On the surface, Fate/stay night is a story about an annoying and arguably misogynistic teenager named Shirou who teems up with a sword-wielding heroine named Saber in order to defeat six other "Servants"—great heroes of history summoned into the modern day—and win a competition of magi known as the Holy Grail War. The writing style is pretty terrible, a whole ton of exposition is thrown around and there are occasional scenes of badly written sex. So far, so iffy.
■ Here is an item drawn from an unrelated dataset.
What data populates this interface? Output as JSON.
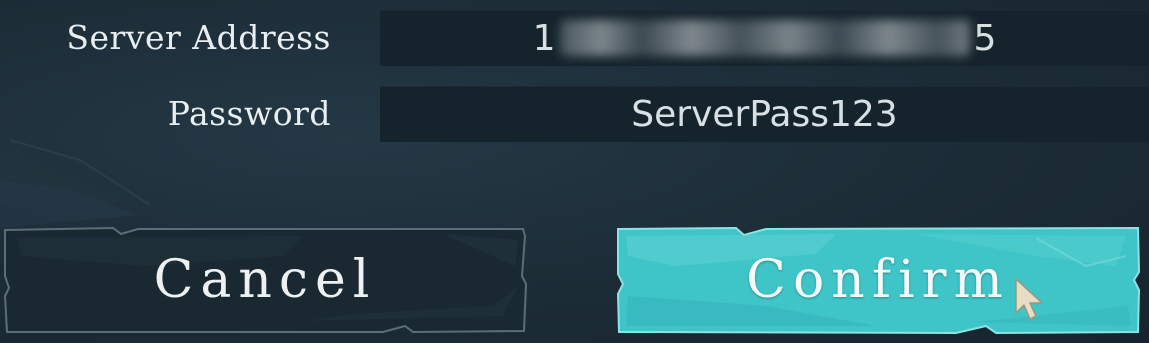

Here's the thing: like the best visual novels, Fate/stay night isn't about what you think it's about. The Servant fights, while stylish and interesting, are ultimately window dressing. The Holy Grail probably isn't the Holy Grail you know. Shirou's rampant idealism is quickly exposed to be something a lot more interesting—a pathological desire to put other people in front of himself, which ranges from inspiring quality to tragic flaw. The story isn't so much about the Epic Battles to End All Epic Battles as it is about the ideas swimming under the surface. If you don't come to terms with this than you probably will hate Fate/stay night.
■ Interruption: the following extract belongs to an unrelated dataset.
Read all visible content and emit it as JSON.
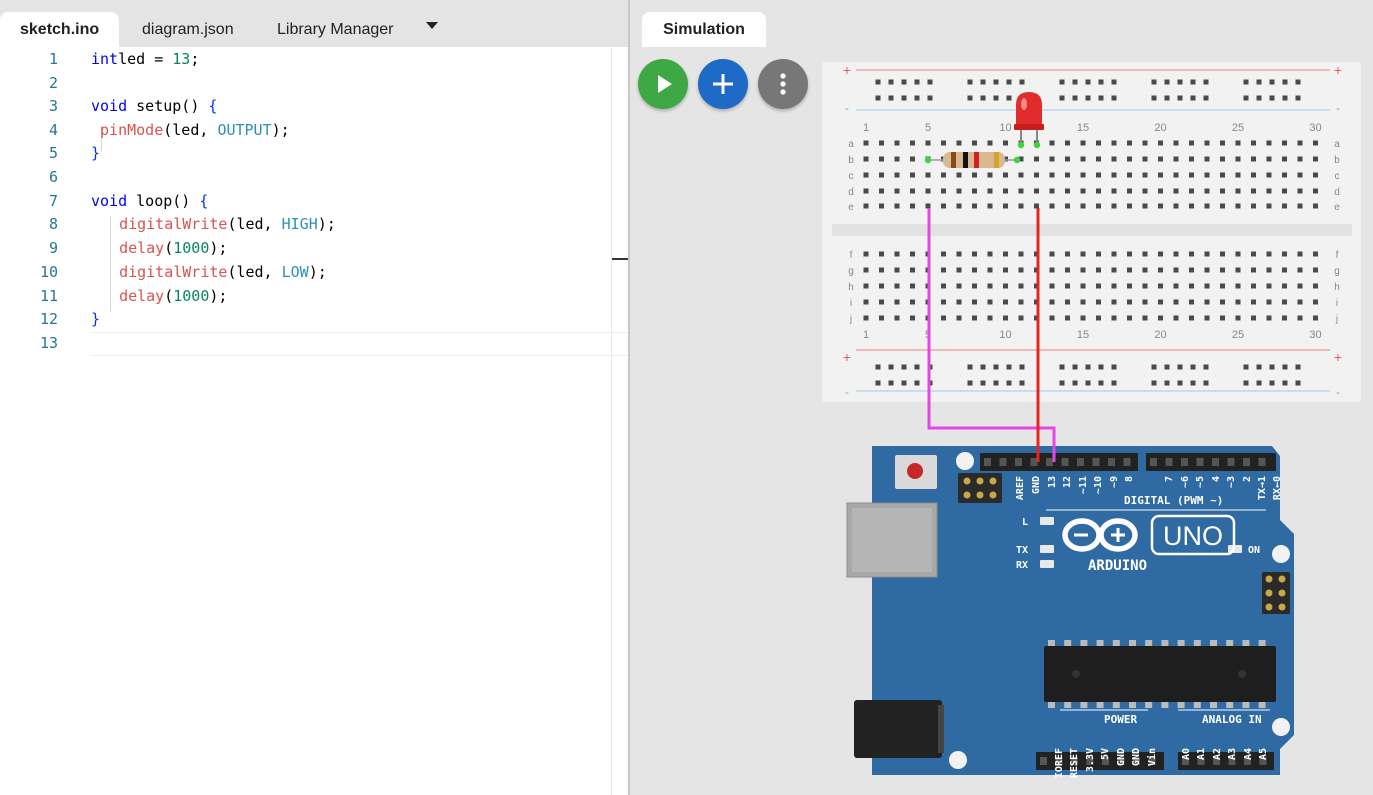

Because for all the explosions and kinetic battles and magical weapons, Fate/stay night is ultimately a multi-part examination of heroism. Every facet of the story is used to explore the central message—from the main character's actions, to those of his friends, to the existence of the Servants themselves. Each consecutive route further develops Shirou's martyr complex, from the idealism of Fate to the utter demolishing of Heaven's Feel. What initially appeared to be leaden and occasionally stupid is revealed to be remarkably complex and even remarkable. It's not profound or even intellectual, but for a piece of pop philosophy/fantasy/horror Fate/stay night is arguably a masterpiece.
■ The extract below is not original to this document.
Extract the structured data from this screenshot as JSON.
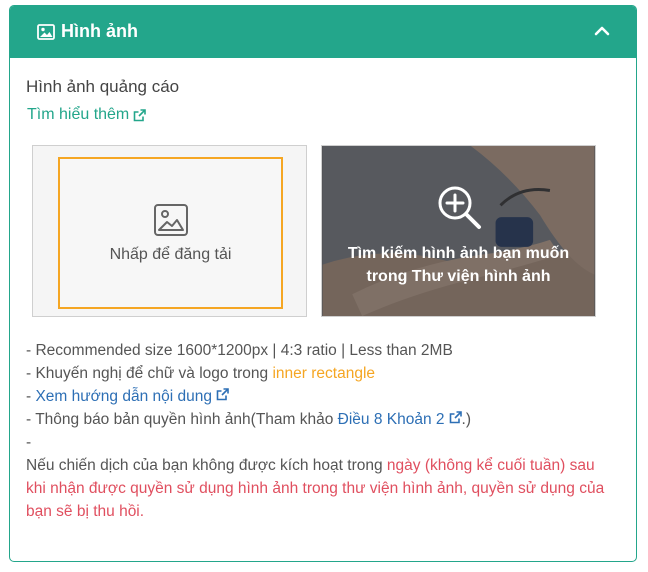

Granted, it is infuriatingly slow-paced and probably overlong. But when in motion, firing all cylinders, it is a beautiful thing to behold. Kinoku Nasu, the writer of Fate/stay night, is a pretty terrible writer; but when it comes down to it, he's a great storyteller. Fate/stay night might be his best story. Just be aware that it takes a lot of patience to see it through.
(Also the sex scenes only take up around half an hour of thirty-five, and can be skipped. So don't let that turn you off! The game's pretty cool otherwise)